Marc Weigensberg was having trouble getting his younger diabetes patients to listen to him. He’d repeat advice, but often they’d tune him out... About a year ago, Weigensberg began leading two-hour group visits with a dozen young adults at Los Angeles County-USC Medical Center to provide them with a place to share tips for living with diabetes and talk about their experiences and problems with the disease. (Karlamangla, 5/8)
In other public health news —
'13 Reasons Why' Has School Districts Worried About Suicide
The phrase “suicide tapes” has been slithering through school hallways in whispers and giggles around Sacramento, and counselors and principals are worried. Some fear the new slang – a reference to the hit Netflix series “13 Reasons Why” – could inspire possibly deadly behavior among suggestible children who watch the show. (Caiola, 5/5)
Ventura County Star:

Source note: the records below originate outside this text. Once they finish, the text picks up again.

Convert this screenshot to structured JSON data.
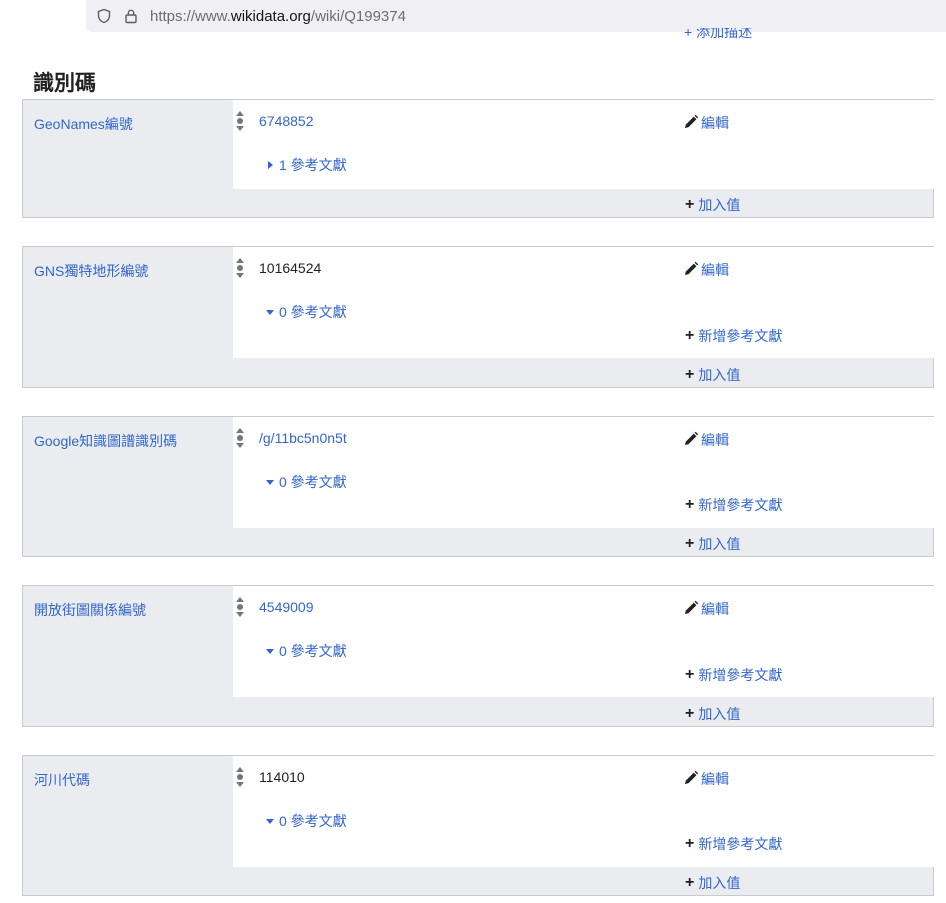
{
  "browser": {
    "url_prefix": "https://www.",
    "url_domain": "wikidata.org",
    "url_path": "/wiki/Q199374"
  },
  "prev_section": {
    "link_label": "+ 添加描述"
  },
  "section": {
    "title": "識別碼"
  },
  "labels": {
    "edit": "編輯",
    "add_value": "加入值",
    "add_reference": "新增參考文獻"
  },
  "groups": [
    {
      "property": "GeoNames編號",
      "value": "6748852",
      "refs": "1 參考文獻",
      "refs_expanded": false
    },
    {
      "property": "GNS獨特地形編號",
      "value": "10164524",
      "refs": "0 參考文獻",
      "refs_expanded": true
    },
    {
      "property": "Google知識圖譜識別碼",
      "value": "/g/11bc5n0n5t",
      "refs": "0 參考文獻",
      "refs_expanded": true
    },
    {
      "property": "開放街圖關係編號",
      "value": "4549009",
      "refs": "0 參考文獻",
      "refs_expanded": true
    },
    {
      "property": "河川代碼",
      "value": "114010",
      "refs": "0 參考文獻",
      "refs_expanded": true
    }
  ],
  "colors": {
    "link": "#3366cc",
    "text": "#202122",
    "group_bg": "#eaecf0",
    "border": "#c8ccd1"
  }
}
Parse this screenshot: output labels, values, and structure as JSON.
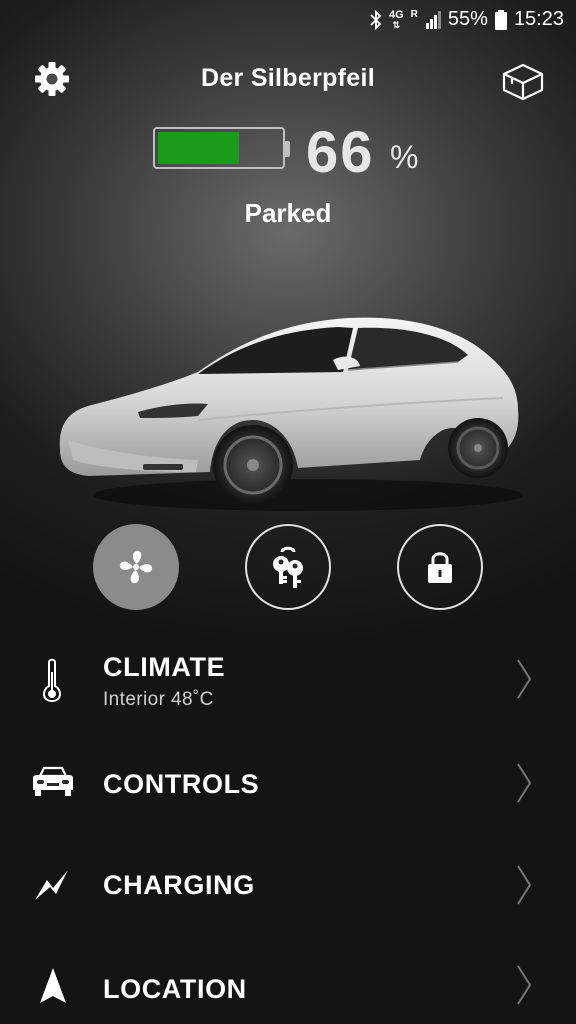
{
  "status_bar": {
    "network": "4G",
    "roaming": "R",
    "battery_percent": "55%",
    "time": "15:23",
    "icons": [
      "bluetooth-icon",
      "signal-icon",
      "battery-icon"
    ]
  },
  "header": {
    "title": "Der Silberpfeil",
    "left_icon": "gear-icon",
    "right_icon": "box-icon"
  },
  "battery": {
    "level": 0.66,
    "percent_value": "66",
    "percent_sign": "%",
    "fill_color": "#1a9b1a"
  },
  "vehicle": {
    "status": "Parked"
  },
  "actions": [
    {
      "name": "fan",
      "icon": "fan-icon",
      "active": true
    },
    {
      "name": "keys",
      "icon": "keys-icon",
      "active": false
    },
    {
      "name": "lock",
      "icon": "lock-icon",
      "active": false
    }
  ],
  "menu": {
    "climate": {
      "label": "CLIMATE",
      "sub": "Interior 48˚C",
      "icon": "thermometer-icon"
    },
    "controls": {
      "label": "CONTROLS",
      "icon": "car-front-icon"
    },
    "charging": {
      "label": "CHARGING",
      "icon": "lightning-icon"
    },
    "location": {
      "label": "LOCATION",
      "icon": "navigation-arrow-icon"
    }
  }
}
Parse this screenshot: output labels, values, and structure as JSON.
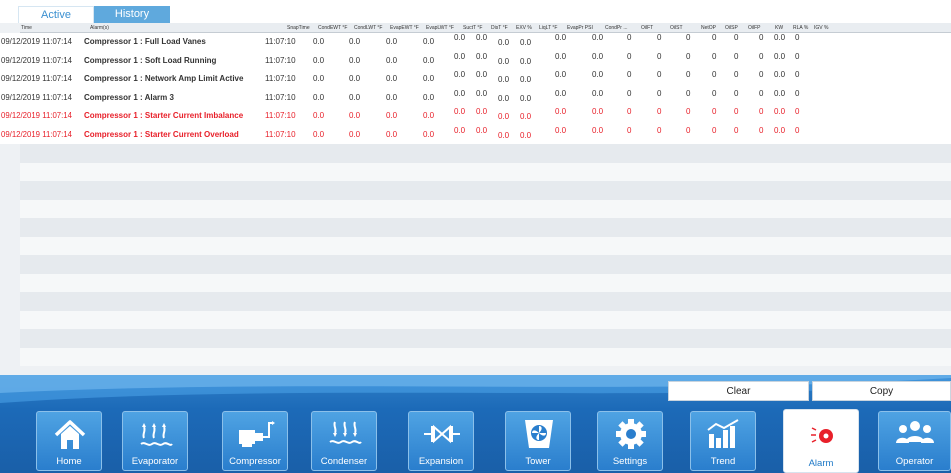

Opioid Abuse In Ventura County: 'We Can Do Better'
The opioids that trigger an epidemic of abuse nationally and in Ventura County come from two primary sources, said a keynote speaker at a drug summit on Friday: traffickers in Latin America and doctors. "One is called the drug cartel and one is called the purveyor of health care," said Dr. Corey Waller, senior medical director for education and policy at the National Center for Complex Health and Social Needs. At an opioid policy summit that brought nearly 200 people to the Ventura Beach Marriott, Waller said too many doctors prescribe the powerful prescription drugs to patients suffering from pain, sometimes ending up in criminal investigations. (Kisken, 5/5)
The Mercury News:
San Jose: Signs Of Stroke The Key Message At Stroke Awareness Foundation Walk
Before Chuck Toeniskoetter helped launch stroke centers at every hospital in Santa Clara County and beyond, before he helped create a free stroke App to aid frantic victims, and long before Sunday’s spirited fundraising walk around the Municipal Rose Garden, the prominent San Jose developer thought he was going to die...Ever since, Toeniskoetter has made it his life’s mission to expand the number of certified stroke centers, train paramedics to recognize stroke and where to take patients, and raise awareness of the medical emergency. With the late Chuck Hoffman and former San Jose Vice Mayor Pat Dando — who both recovered from strokes — the trio founded the Stroke Awareness Foundation in 2002. (Sulek, 5/7)